(Excerpts from an interface dataset)
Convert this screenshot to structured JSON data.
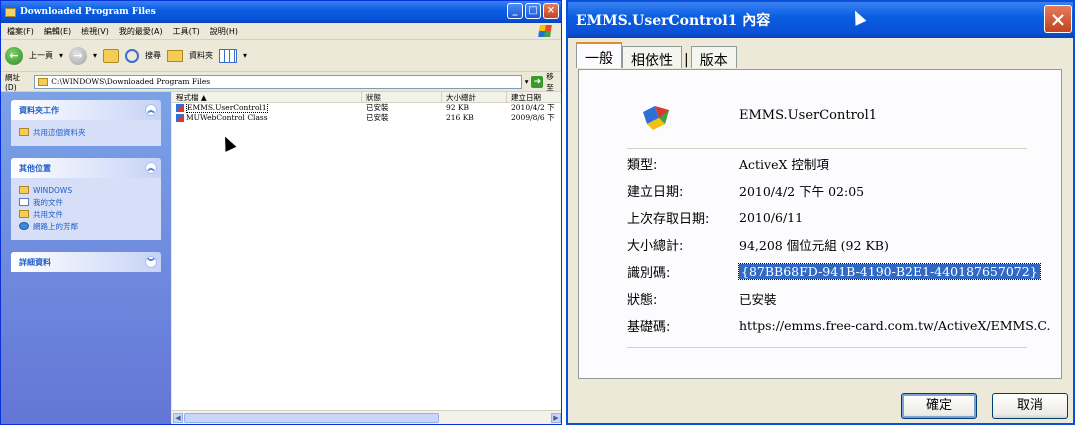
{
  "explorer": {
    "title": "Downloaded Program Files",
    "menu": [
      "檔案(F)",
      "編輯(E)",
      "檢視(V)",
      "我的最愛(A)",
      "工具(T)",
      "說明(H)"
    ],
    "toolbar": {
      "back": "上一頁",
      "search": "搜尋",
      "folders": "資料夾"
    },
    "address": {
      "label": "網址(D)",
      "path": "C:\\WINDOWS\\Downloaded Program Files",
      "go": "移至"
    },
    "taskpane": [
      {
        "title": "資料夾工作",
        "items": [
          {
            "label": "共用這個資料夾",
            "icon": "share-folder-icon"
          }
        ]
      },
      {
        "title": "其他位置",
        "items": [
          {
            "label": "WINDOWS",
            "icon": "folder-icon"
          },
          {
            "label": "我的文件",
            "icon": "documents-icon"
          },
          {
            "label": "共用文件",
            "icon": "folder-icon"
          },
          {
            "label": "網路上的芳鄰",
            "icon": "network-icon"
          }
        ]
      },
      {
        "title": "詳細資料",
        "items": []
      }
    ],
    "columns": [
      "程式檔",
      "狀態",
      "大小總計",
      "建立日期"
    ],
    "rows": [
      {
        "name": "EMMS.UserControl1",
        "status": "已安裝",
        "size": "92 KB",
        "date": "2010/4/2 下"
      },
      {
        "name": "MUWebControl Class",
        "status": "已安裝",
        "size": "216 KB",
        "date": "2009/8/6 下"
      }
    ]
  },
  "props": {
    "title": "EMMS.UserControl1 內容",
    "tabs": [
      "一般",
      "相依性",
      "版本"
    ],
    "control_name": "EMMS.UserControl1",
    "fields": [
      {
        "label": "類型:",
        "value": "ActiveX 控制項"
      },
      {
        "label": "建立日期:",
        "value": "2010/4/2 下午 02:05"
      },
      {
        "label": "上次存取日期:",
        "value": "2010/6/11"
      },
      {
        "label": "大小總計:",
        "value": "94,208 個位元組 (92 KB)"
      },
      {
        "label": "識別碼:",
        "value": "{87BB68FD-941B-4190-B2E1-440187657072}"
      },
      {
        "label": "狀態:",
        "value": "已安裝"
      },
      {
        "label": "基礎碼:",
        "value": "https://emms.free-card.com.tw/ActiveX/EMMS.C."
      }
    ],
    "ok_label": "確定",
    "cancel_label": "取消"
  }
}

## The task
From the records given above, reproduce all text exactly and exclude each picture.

## Written reply
Convert this screenshot to structured JSON data.
{
  "explorer": {
    "title": "Downloaded Program Files",
    "menu": [
      "檔案(F)",
      "編輯(E)",
      "檢視(V)",
      "我的最愛(A)",
      "工具(T)",
      "說明(H)"
    ],
    "toolbar": {
      "back": "上一頁",
      "search": "搜尋",
      "folders": "資料夾"
    },
    "address": {
      "label": "網址(D)",
      "path": "C:\\WINDOWS\\Downloaded Program Files",
      "go": "移至"
    },
    "taskpane": [
      {
        "title": "資料夾工作",
        "items": [
          {
            "label": "共用這個資料夾",
            "icon": "share-folder-icon"
          }
        ]
      },
      {
        "title": "其他位置",
        "items": [
          {
            "label": "WINDOWS",
            "icon": "folder-icon"
          },
          {
            "label": "我的文件",
            "icon": "documents-icon"
          },
          {
            "label": "共用文件",
            "icon": "folder-icon"
          },
          {
            "label": "網路上的芳鄰",
            "icon": "network-icon"
          }
        ]
      },
      {
        "title": "詳細資料",
        "items": []
      }
    ],
    "columns": [
      "程式檔",
      "狀態",
      "大小總計",
      "建立日期"
    ],
    "rows": [
      {
        "name": "EMMS.UserControl1",
        "status": "已安裝",
        "size": "92 KB",
        "date": "2010/4/2 下"
      },
      {
        "name": "MUWebControl Class",
        "status": "已安裝",
        "size": "216 KB",
        "date": "2009/8/6 下"
      }
    ]
  },
  "props": {
    "title": "EMMS.UserControl1 內容",
    "tabs": [
      "一般",
      "相依性",
      "版本"
    ],
    "control_name": "EMMS.UserControl1",
    "fields": [
      {
        "label": "類型:",
        "value": "ActiveX 控制項"
      },
      {
        "label": "建立日期:",
        "value": "2010/4/2 下午 02:05"
      },
      {
        "label": "上次存取日期:",
        "value": "2010/6/11"
      },
      {
        "label": "大小總計:",
        "value": "94,208 個位元組 (92 KB)"
      },
      {
        "label": "識別碼:",
        "value": "{87BB68FD-941B-4190-B2E1-440187657072}"
      },
      {
        "label": "狀態:",
        "value": "已安裝"
      },
      {
        "label": "基礎碼:",
        "value": "https://emms.free-card.com.tw/ActiveX/EMMS.C."
      }
    ],
    "ok_label": "確定",
    "cancel_label": "取消"
  }
}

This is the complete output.